### TASK
List all lines of the data containing the word "icon".

### PROVIDED RECORDS
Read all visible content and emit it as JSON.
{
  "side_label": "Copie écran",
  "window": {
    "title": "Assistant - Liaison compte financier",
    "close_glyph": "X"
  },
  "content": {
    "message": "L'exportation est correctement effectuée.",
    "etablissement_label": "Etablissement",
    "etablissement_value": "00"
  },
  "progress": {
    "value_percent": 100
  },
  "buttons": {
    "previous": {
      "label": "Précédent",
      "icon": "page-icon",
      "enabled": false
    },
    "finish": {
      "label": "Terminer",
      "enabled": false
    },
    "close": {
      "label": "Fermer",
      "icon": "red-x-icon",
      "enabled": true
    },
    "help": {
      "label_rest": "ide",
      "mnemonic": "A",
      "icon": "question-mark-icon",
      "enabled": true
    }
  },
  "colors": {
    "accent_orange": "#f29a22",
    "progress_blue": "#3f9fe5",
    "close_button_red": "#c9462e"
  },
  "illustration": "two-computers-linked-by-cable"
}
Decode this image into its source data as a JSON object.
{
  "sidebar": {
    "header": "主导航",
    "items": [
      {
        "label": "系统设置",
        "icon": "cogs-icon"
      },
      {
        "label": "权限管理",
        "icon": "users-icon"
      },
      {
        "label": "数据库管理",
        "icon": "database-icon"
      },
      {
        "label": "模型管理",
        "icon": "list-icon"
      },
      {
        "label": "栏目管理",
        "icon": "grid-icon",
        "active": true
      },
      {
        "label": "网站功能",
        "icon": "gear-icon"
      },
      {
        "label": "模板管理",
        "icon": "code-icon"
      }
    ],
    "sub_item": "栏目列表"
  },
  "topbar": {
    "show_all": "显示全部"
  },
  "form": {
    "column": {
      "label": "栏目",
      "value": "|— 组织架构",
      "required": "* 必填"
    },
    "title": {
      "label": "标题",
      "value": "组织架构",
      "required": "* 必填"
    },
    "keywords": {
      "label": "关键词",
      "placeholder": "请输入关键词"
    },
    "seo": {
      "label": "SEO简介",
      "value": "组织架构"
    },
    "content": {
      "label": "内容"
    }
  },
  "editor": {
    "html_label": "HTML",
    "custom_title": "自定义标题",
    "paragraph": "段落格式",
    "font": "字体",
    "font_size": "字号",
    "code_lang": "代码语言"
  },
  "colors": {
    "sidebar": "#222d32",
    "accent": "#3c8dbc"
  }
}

### OUTPUT FOR THIS EXERCISE
      "icon": "page-icon",
      "icon": "red-x-icon",
      "icon": "question-mark-icon",
        "icon": "cogs-icon"
        "icon": "users-icon"
        "icon": "database-icon"
        "icon": "list-icon"
        "icon": "grid-icon",
        "icon": "gear-icon"
        "icon": "code-icon"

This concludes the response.